- Exercise aim:
From the entries that follow, copy each line in which "Stagnation" appears.

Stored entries
#####
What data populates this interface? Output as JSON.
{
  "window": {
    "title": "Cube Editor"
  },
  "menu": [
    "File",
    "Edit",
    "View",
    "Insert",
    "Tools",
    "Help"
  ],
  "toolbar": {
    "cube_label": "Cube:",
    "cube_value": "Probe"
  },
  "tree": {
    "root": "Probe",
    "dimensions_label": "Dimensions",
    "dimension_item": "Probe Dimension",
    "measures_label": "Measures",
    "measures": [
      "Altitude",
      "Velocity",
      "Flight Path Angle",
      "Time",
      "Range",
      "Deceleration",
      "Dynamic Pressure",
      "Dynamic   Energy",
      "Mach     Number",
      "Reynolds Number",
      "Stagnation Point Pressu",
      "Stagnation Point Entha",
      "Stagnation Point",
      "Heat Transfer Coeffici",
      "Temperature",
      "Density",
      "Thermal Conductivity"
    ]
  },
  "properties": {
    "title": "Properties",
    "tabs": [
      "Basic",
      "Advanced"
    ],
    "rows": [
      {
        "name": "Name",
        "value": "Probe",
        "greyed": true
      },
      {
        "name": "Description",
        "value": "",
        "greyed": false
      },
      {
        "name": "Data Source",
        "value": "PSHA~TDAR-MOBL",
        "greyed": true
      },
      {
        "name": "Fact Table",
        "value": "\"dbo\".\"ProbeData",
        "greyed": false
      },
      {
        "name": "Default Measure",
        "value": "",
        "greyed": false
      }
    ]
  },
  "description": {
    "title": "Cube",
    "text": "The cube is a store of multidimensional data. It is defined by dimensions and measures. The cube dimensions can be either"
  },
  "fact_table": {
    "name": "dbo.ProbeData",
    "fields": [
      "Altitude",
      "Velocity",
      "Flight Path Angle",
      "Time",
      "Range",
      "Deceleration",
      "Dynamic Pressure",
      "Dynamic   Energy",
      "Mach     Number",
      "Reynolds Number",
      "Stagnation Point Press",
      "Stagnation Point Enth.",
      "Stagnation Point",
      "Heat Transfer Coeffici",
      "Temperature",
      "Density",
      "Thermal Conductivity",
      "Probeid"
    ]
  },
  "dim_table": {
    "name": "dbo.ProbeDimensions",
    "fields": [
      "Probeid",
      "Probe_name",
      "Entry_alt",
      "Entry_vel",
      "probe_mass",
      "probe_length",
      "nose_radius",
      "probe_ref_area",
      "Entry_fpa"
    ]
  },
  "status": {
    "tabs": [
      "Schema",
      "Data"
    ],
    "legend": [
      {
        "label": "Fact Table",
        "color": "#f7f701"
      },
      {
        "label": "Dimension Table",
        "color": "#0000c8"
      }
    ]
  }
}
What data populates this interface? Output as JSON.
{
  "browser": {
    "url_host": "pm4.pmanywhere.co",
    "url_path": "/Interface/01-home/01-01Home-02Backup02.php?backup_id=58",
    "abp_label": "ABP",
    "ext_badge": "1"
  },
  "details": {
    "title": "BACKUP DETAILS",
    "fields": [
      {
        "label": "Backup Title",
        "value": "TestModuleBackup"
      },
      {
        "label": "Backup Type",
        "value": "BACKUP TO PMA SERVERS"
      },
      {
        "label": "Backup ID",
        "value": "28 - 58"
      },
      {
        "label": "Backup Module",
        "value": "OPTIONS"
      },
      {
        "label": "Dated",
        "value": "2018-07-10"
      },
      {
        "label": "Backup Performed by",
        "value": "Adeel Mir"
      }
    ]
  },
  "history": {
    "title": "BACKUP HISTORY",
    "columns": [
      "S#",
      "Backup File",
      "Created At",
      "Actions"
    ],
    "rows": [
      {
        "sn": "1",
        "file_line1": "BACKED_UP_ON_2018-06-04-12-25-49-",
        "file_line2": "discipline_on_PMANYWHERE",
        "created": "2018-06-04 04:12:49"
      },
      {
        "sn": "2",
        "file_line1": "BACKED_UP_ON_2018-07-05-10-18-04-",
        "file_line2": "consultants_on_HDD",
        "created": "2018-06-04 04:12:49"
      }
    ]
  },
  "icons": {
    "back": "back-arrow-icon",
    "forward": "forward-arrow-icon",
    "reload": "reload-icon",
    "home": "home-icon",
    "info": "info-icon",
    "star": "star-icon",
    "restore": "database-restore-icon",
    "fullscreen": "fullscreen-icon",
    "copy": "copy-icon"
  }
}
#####
- Written answer:
      "Stagnation Point Pressu",
      "Stagnation Point Entha",
      "Stagnation Point",
      "Stagnation Point Press",
      "Stagnation Point Enth.",
      "Stagnation Point",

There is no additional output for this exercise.